AUSTIN, Texas (LifeSiteNews) - On the heels of the Texas Heartbeat Act, pro-lifers can welcome another victory in the state, as Gov. Greg Abbott (R) signed into law a bill prohibiting physicians or health care providers from giving women an "abortion inducing drug" after seven weeks of pregnancy.
Senate Bill 4, sponsored by state Sen. Eddie Lucio, Jr. (D), was signed into law by Abbott on September 17, and is due to take effect December 2, 2021.
The bill largely prohibits the distribution of contraceptives, or "abortion inducing drugs," implementing a ban on the drugs after the 49th day, or seventh week, of a mother's pregnancy. Previous laws allowed the drugs to be handed out up to 10 weeks into a pregnancy.
Physicians may still distribute the drugs before the 49th day, at face-to-face meetings, but are subject to a number of requirements, including scheduling a follow-up visit no more than 14 days after giving the drug, to "confirm that the woman's pregnancy is completely terminated; and assess any continued blood loss."
Lucio said it was not an attempt to restrict abortions, but rather a way to protect the "health and welfare of every woman considering a drug-induced abortion."
"Doctors need to be present when patients receive these drugs so the patient knows what to expect from normal side effects and what needs to be addressed quickly before it turns into a serious issue," Lucio stated before the Senate when laying out the bill.
The bill does, however, stipulate that "[n]othing in this Act shall be construed as creating or recognizing a right to abortion."
In addition, the bill also places a ban on the mailing of such drugs within the state: "A manufacturer, supplier, physician, or any other person may not provide to a patient any abortion-inducing drug by courier, delivery, or mail service."
Those who "intentionally, knowingly, or recklessly" violate the bill, are deemed to commit a criminal offence carrying a penalty of between 180 days and 2 years in prison, with fines rising to $10,000.
In a statement issued August 11, when the bill was passed, Texas Lt. Gov. Dan Patrick said: "When abortion-inducing drugs are available by mail, Texas women are put at risk from human traffickers and abusive spouses or significant others.

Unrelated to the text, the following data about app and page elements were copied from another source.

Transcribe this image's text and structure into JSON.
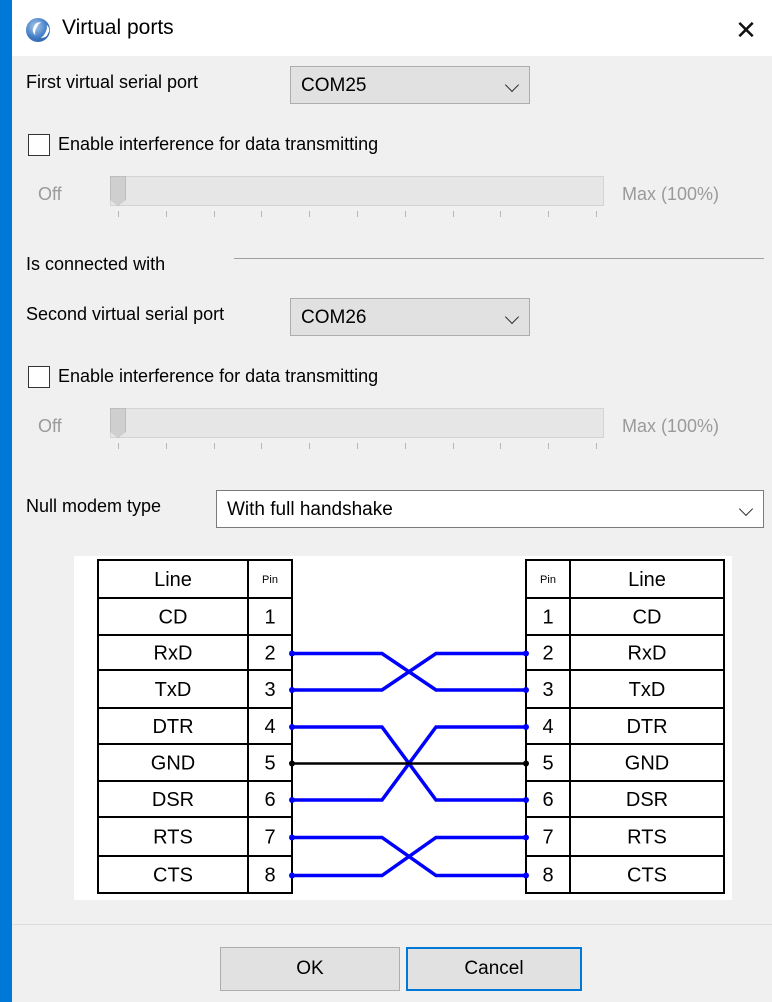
{
  "window": {
    "title": "Virtual ports",
    "close_symbol": "✕"
  },
  "first_port": {
    "label": "First virtual serial port",
    "value": "COM25",
    "interference_label": "Enable interference for data transmitting",
    "interference_checked": false,
    "slider_min_label": "Off",
    "slider_max_label": "Max (100%)",
    "slider_level_percent": 0
  },
  "connected_label": "Is connected with",
  "second_port": {
    "label": "Second virtual serial port",
    "value": "COM26",
    "interference_label": "Enable interference for data transmitting",
    "interference_checked": false,
    "slider_min_label": "Off",
    "slider_max_label": "Max (100%)",
    "slider_level_percent": 0
  },
  "null_modem": {
    "label": "Null modem type",
    "value": "With full handshake"
  },
  "pinout": {
    "left_header": {
      "line": "Line",
      "pin": "Pin"
    },
    "right_header": {
      "pin": "Pin",
      "line": "Line"
    },
    "left_rows": [
      {
        "line": "CD",
        "pin": "1"
      },
      {
        "line": "RxD",
        "pin": "2"
      },
      {
        "line": "TxD",
        "pin": "3"
      },
      {
        "line": "DTR",
        "pin": "4"
      },
      {
        "line": "GND",
        "pin": "5"
      },
      {
        "line": "DSR",
        "pin": "6"
      },
      {
        "line": "RTS",
        "pin": "7"
      },
      {
        "line": "CTS",
        "pin": "8"
      }
    ],
    "right_rows": [
      {
        "pin": "1",
        "line": "CD"
      },
      {
        "pin": "2",
        "line": "RxD"
      },
      {
        "pin": "3",
        "line": "TxD"
      },
      {
        "pin": "4",
        "line": "DTR"
      },
      {
        "pin": "5",
        "line": "GND"
      },
      {
        "pin": "6",
        "line": "DSR"
      },
      {
        "pin": "7",
        "line": "RTS"
      },
      {
        "pin": "8",
        "line": "CTS"
      }
    ],
    "connections": [
      {
        "from": 2,
        "to": 3,
        "color": "#0000ff"
      },
      {
        "from": 3,
        "to": 2,
        "color": "#0000ff"
      },
      {
        "from": 4,
        "to": 6,
        "color": "#0000ff"
      },
      {
        "from": 6,
        "to": 4,
        "color": "#0000ff"
      },
      {
        "from": 5,
        "to": 5,
        "color": "#000000"
      },
      {
        "from": 7,
        "to": 8,
        "color": "#0000ff"
      },
      {
        "from": 8,
        "to": 7,
        "color": "#0000ff"
      }
    ]
  },
  "buttons": {
    "ok": "OK",
    "cancel": "Cancel"
  },
  "colors": {
    "accent": "#0078d7",
    "wire": "#0000ff",
    "ground": "#000000"
  }
}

By banning abortion-inducing drugs' availability by mail, Senate Bill 4 strengthens Texas' firm position that we are a pro-life state."
Not surprisingly, S.B. 4 has angered abortion activists, with NARAL Pro-Choice America acting president Adrienne Kimmel stating: "Anti-choice politicians in Texas are launching their attacks on abortion access from every angle imaginable. This law blatantly tramples on Texans' fundamental freedoms and pushes access to care further out of reach ... Anti-choice politicians have made their intentions abundantly clear, and they will stop at nothing to strip away reproductive freedom."
"What we see in this bill are outdated medical recommendations being codified and access to medications being rolled back," state Rep. Erin Zwiener (D) told the Texas Tribune. "I hope in the future we will move forward on issues of women's safety guided by evidence."
S.B. 4 follows on the heels of the Texas Heartbeat Act, which took effect September 1. It requires abortionists to screen for a preborn baby's heartbeat and prohibits abortion if a heartbeat can be heard (generally as early as six weeks), with exceptions only for medical emergencies.
The Heartbeat Act "exclusively" empowers private citizens to bring civil suits against abortionists, punishable by a minimum of $10,000 in statutory relief per abortion plus whatever additional injunctive relief is deemed "sufficient to prevent the defendant from violating this chapter or engaging in acts that aid or abet violations of this chapter."
The Act survived an emergency petition to block the law, on the grounds that the petition had not named anyone planning to file enforcement suits against abortionists, and the U.S. Supreme Court ruled 5-4 in favor of the law.
Statistics from the pro-abortion Guttmacher Institute estimated that 55,440 abortions took place in Texas in 2017, a 3% decline compared to 2014. A total of 35 abortion providing facilities were found in the state in 2017, compared to 44 in 2014.